This post will be the first in a series on cryonics, the science of using low temperatures to preserve human life with the aim of future revival. (I had some other posts planned, and I will return to those in due course.) The ethical, legal, and metaphysical issues involved in cryonics are all complex, but the essence of the issue is quite simple. Cryonics should be thought of under the umbrella of emergency medicine, or, a little more generally, of life-extension technology. It offers some chance, though of no course no guarantee, of an extended lifespan at some point in the future when superior technology becomes available. When it is conceptualized in this way, as I think it should be, the value of cryonics to those who want to live should be just as obvious as the value of chemotherapy or organ transplants to those who need them.
There are many myths and misconceptions about cryonics out there, so I know that my view will meet with some skepticism, hostility, and even disgust. If that is your initial reaction, stick with me. Even if I can’t persuade you that you should choose cryonics for yourself—that is, after all, a personal decision which depends on your own circumstances and priorities—I hope you will at least come to appreciate the perspective of the thousands of individuals who have chosen the procedure.
In this first post, I offer a simple argument for cryonics based on an analogy between cryonics and therapeutic hypothermia.
Generally speaking, there is a period of time after cardiac arrest before the brain and other tissues become irreversibly damaged. This is why CPR is possible. If blood circulation can be quickly restored, then a person that is pronounced dead can be brought back to life. The main obstacle is ischemia. The cells throughout our body begin to die as soon as the supply of new blood is cut off. But death is not immediate, and as long as the brain is not dead, there is hope.
Under normal circumstances, it would take tremendous luck to revive a patient even minutes after cardiac arrest. Nevertheless, I think it is important to note that this does happen and, when it does, we celebrate it.
Now introduce colder temperatures, which slow down the metabolism and thereby slow down the process of ischemic damage.
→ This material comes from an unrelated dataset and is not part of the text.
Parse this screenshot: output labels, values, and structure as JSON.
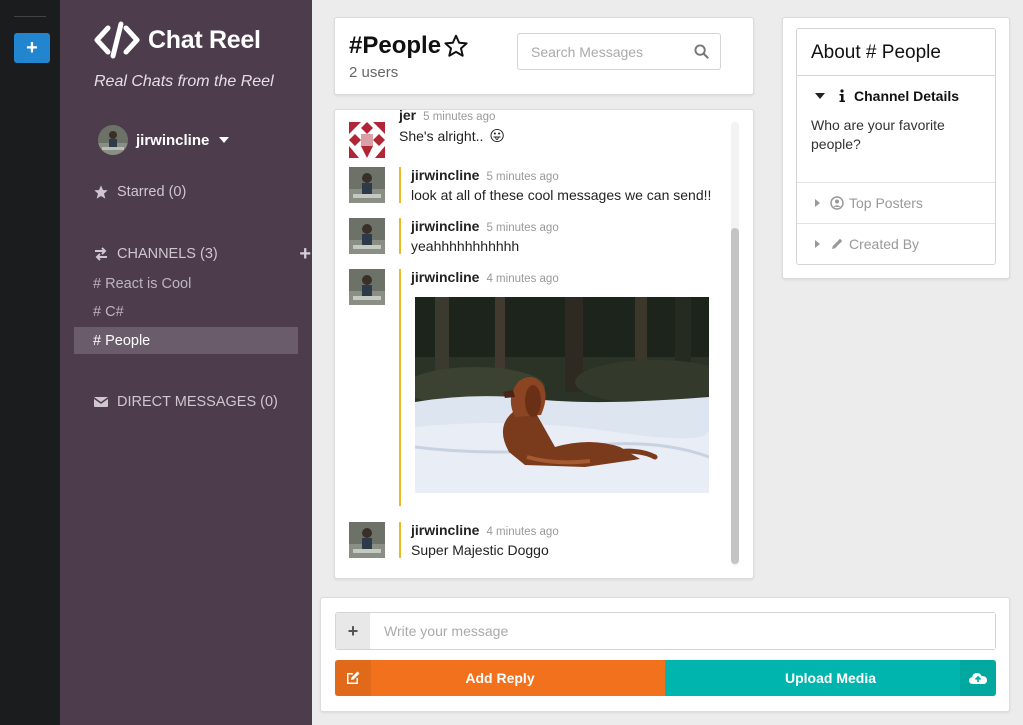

In one remarkable case, a Swedish woman named Anna Bagenholm was pulled from ice cold water with no heartbeat and revived more than two hours later when doctors warmed up and recirculated her blood. Though she woke up in bad shape, she is reported to have made an almost full recovery within ten years.
Anna Bagenholm’s revival and recovery should be celebrated. “I think it’s amazing that I’m alive,” Bagenholm herself said some months after the accident.
How does this case differ from the possible cryonic recoveries of the future? The length of time is different. My view is that it will take upwards of one hundred years before we are ready to revive the first cryonics patients. The mechanism of preservation and the technologies are not exactly the same. Cryonicists attempt to do deliberately and in a controlled manner what happened to Anna Bagenholm partly through luck. One of the most obvious technological differences is that cryonics must vitrify the brain—turn it into a glass—in order to prevent the damage associated with ice crystals. And cryonics is perhaps somewhat less likely to succeed. We do not yet know how to undo the chemical damage caused by the process of vitrification. Over time, though, the technology will improve. Two hundred years from now, reviving cryonics patients may prove to be far easier than it was to revive Anna Bagenholm.
If there were no objections to cryonics, I think the story would end there. Cryonics is just the first step in an emergency medical procedure that will be continued a hundred years from now when we have the necessary technology. But of course the story does not end there. My next posts will address some of the most plausible objections.